=== EXERCISE MATERIALS ===

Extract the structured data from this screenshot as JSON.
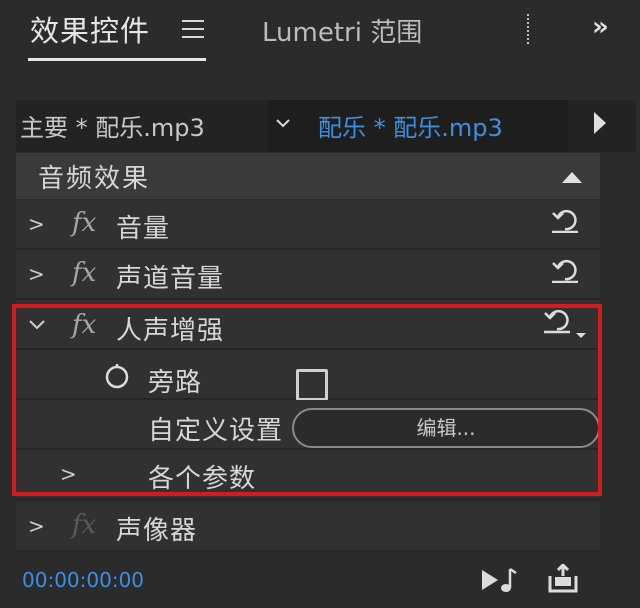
{
  "tabs": {
    "active_label": "效果控件",
    "second_label": "Lumetri 范围",
    "overflow_glyph": "»"
  },
  "clips": {
    "master_label": "主要 * 配乐.mp3",
    "active_label": "配乐 * 配乐.mp3"
  },
  "section": {
    "title": "音频效果"
  },
  "effects": [
    {
      "name": "音量",
      "expanded": false
    },
    {
      "name": "声道音量",
      "expanded": false
    },
    {
      "name": "人声增强",
      "expanded": true
    },
    {
      "name": "声像器",
      "expanded": false
    }
  ],
  "params": {
    "bypass_label": "旁路",
    "bypass_checked": false,
    "custom_label": "自定义设置",
    "edit_button_label": "编辑...",
    "each_param_label": "各个参数"
  },
  "footer": {
    "timecode": "00:00:00:00"
  },
  "colors": {
    "accent": "#3d8fe0",
    "highlight": "#d11d1d",
    "panel": "#2b2b2b"
  }
}
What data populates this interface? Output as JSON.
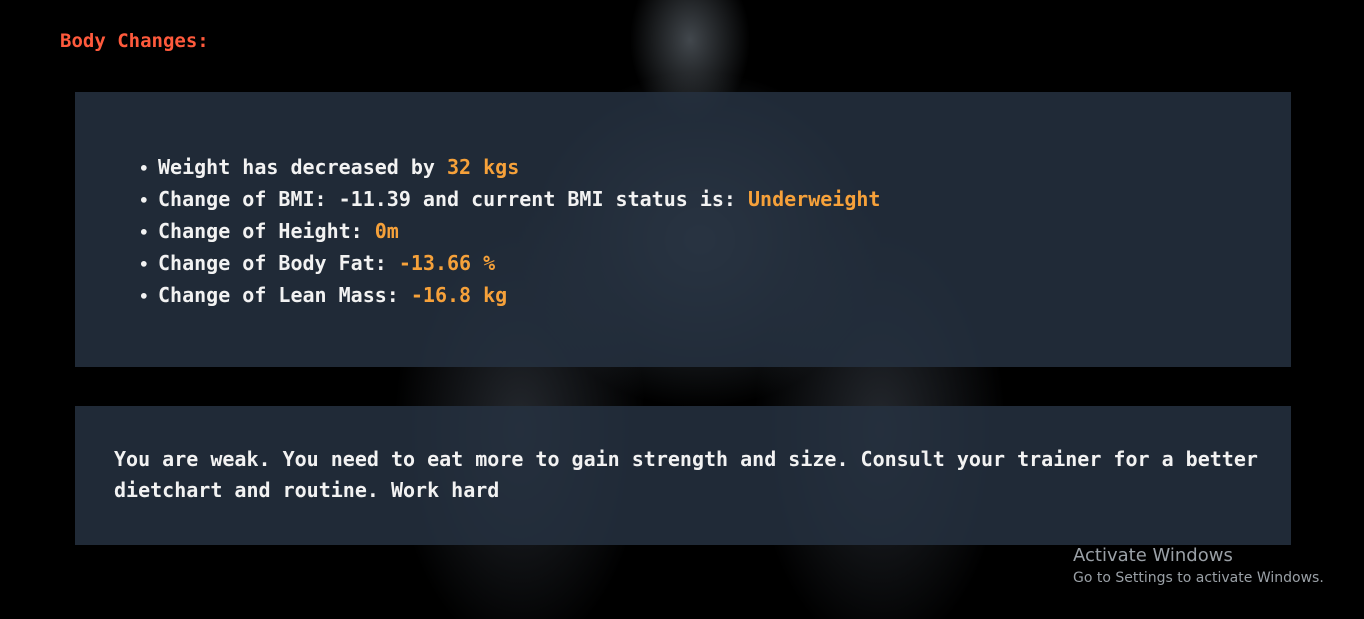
{
  "page": {
    "heading": "Body Changes:"
  },
  "changes": [
    {
      "label": "Weight has decreased by ",
      "value": "32 kgs"
    },
    {
      "label": "Change of BMI: -11.39 and current BMI status is: ",
      "value": "Underweight"
    },
    {
      "label": "Change of Height: ",
      "value": "0m"
    },
    {
      "label": "Change of Body Fat: ",
      "value": "-13.66 %"
    },
    {
      "label": "Change of Lean Mass: ",
      "value": "-16.8 kg"
    }
  ],
  "message": {
    "text": "You are weak. You need to eat more to gain strength and size. Consult your trainer for a better dietchart and routine. Work hard"
  },
  "watermark": {
    "title": "Activate Windows",
    "subtitle": "Go to Settings to activate Windows."
  },
  "colors": {
    "heading": "#ff5a3c",
    "highlight": "#f6a13a",
    "panel": "#253140",
    "text": "#f2f2f2"
  },
  "icons": {
    "bullet": "bullet-icon",
    "background": "athlete-silhouette-image"
  }
}
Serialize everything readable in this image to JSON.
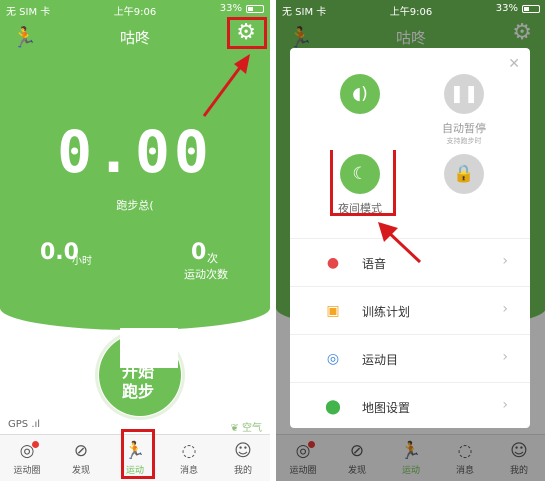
{
  "status_bar": {
    "carrier": "无 SIM 卡 ",
    "time": "上午9:06",
    "battery": "33%"
  },
  "header": {
    "title": "咕咚"
  },
  "home": {
    "total_distance": "0.00",
    "total_label": "跑步总(",
    "duration_value": "0.0",
    "duration_unit": "小时",
    "count_value": "0",
    "count_unit": "次",
    "count_label": "运动次数",
    "start_button": "开始跑步",
    "gps_label": "GPS",
    "air_label": "空气"
  },
  "tabs": [
    {
      "label": "运动圈",
      "icon": "circle-icon"
    },
    {
      "label": "发现",
      "icon": "compass-icon"
    },
    {
      "label": "运动",
      "icon": "runner-icon"
    },
    {
      "label": "消息",
      "icon": "message-icon"
    },
    {
      "label": "我的",
      "icon": "user-icon"
    }
  ],
  "settings_popup": {
    "auto_pause_label": "自动暂停",
    "auto_pause_sub": "支持跑步时",
    "night_mode_label": "夜间模式",
    "menu": [
      {
        "label": "语音",
        "icon": "voice-icon",
        "color": "#e54848"
      },
      {
        "label": "训练计划",
        "icon": "plan-icon",
        "color": "#f5a623"
      },
      {
        "label": "运动目",
        "icon": "target-icon",
        "color": "#3a86d8"
      },
      {
        "label": "地图设置",
        "icon": "map-pin-icon",
        "color": "#43b34b"
      }
    ]
  },
  "colors": {
    "brand_green": "#6fbf57",
    "highlight_red": "#d6191c"
  }
}
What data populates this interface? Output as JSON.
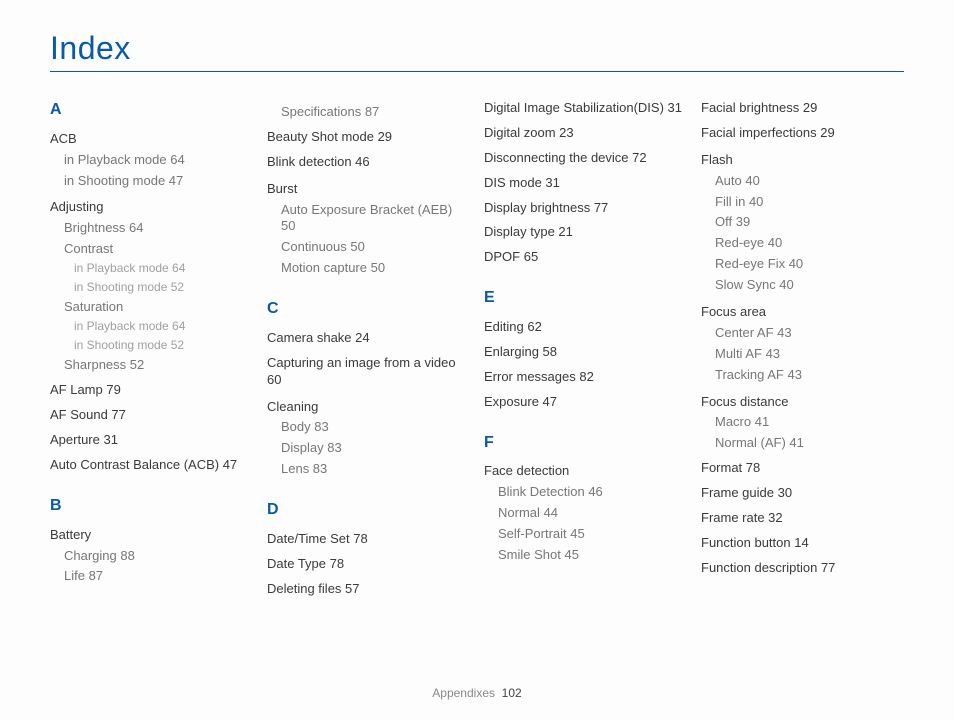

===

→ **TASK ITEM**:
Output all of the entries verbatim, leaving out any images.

→ **EXERCISE SOLUTION**:
Extract the structured data from this screenshot as JSON.
{
  "tabs": {
    "active_label": "效果控件",
    "second_label": "Lumetri 范围",
    "overflow_glyph": "»"
  },
  "clips": {
    "master_label": "主要 * 配乐.mp3",
    "active_label": "配乐 * 配乐.mp3"
  },
  "section": {
    "title": "音频效果"
  },
  "effects": [
    {
      "name": "音量",
      "expanded": false
    },
    {
      "name": "声道音量",
      "expanded": false
    },
    {
      "name": "人声增强",
      "expanded": true
    },
    {
      "name": "声像器",
      "expanded": false
    }
  ],
  "params": {
    "bypass_label": "旁路",
    "bypass_checked": false,
    "custom_label": "自定义设置",
    "edit_button_label": "编辑...",
    "each_param_label": "各个参数"
  },
  "footer": {
    "timecode": "00:00:00:00"
  },
  "colors": {
    "accent": "#3d8fe0",
    "highlight": "#d11d1d",
    "panel": "#2b2b2b"
  }
}
What data populates this interface? Output as JSON.
{
  "page": {
    "heading": "Body Changes:"
  },
  "changes": [
    {
      "label": "Weight has decreased by ",
      "value": "32 kgs"
    },
    {
      "label": "Change of BMI: -11.39 and current BMI status is: ",
      "value": "Underweight"
    },
    {
      "label": "Change of Height: ",
      "value": "0m"
    },
    {
      "label": "Change of Body Fat: ",
      "value": "-13.66 %"
    },
    {
      "label": "Change of Lean Mass: ",
      "value": "-16.8 kg"
    }
  ],
  "message": {
    "text": "You are weak. You need to eat more to gain strength and size. Consult your trainer for a better dietchart and routine. Work hard"
  },
  "watermark": {
    "title": "Activate Windows",
    "subtitle": "Go to Settings to activate Windows."
  },
  "colors": {
    "heading": "#ff5a3c",
    "highlight": "#f6a13a",
    "panel": "#253140",
    "text": "#f2f2f2"
  },
  "icons": {
    "bullet": "bullet-icon",
    "background": "athlete-silhouette-image"
  }
}
Serialize everything readable in this image to JSON.
{
  "status_bar": {
    "carrier": "无 SIM 卡 ",
    "time": "上午9:06",
    "battery": "33%"
  },
  "header": {
    "title": "咕咚"
  },
  "home": {
    "total_distance": "0.00",
    "total_label": "跑步总(",
    "duration_value": "0.0",
    "duration_unit": "小时",
    "count_value": "0",
    "count_unit": "次",
    "count_label": "运动次数",
    "start_button": "开始跑步",
    "gps_label": "GPS",
    "air_label": "空气"
  },
  "tabs": [
    {
      "label": "运动圈",
      "icon": "circle-icon"
    },
    {
      "label": "发现",
      "icon": "compass-icon"
    },
    {
      "label": "运动",
      "icon": "runner-icon"
    },
    {
      "label": "消息",
      "icon": "message-icon"
    },
    {
      "label": "我的",
      "icon": "user-icon"
    }
  ],
  "settings_popup": {
    "auto_pause_label": "自动暂停",
    "auto_pause_sub": "支持跑步时",
    "night_mode_label": "夜间模式",
    "menu": [
      {
        "label": "语音",
        "icon": "voice-icon",
        "color": "#e54848"
      },
      {
        "label": "训练计划",
        "icon": "plan-icon",
        "color": "#f5a623"
      },
      {
        "label": "运动目",
        "icon": "target-icon",
        "color": "#3a86d8"
      },
      {
        "label": "地图设置",
        "icon": "map-pin-icon",
        "color": "#43b34b"
      }
    ]
  },
  "colors": {
    "brand_green": "#6fbf57",
    "highlight_red": "#d6191c"
  }
}
What data populates this interface? Output as JSON.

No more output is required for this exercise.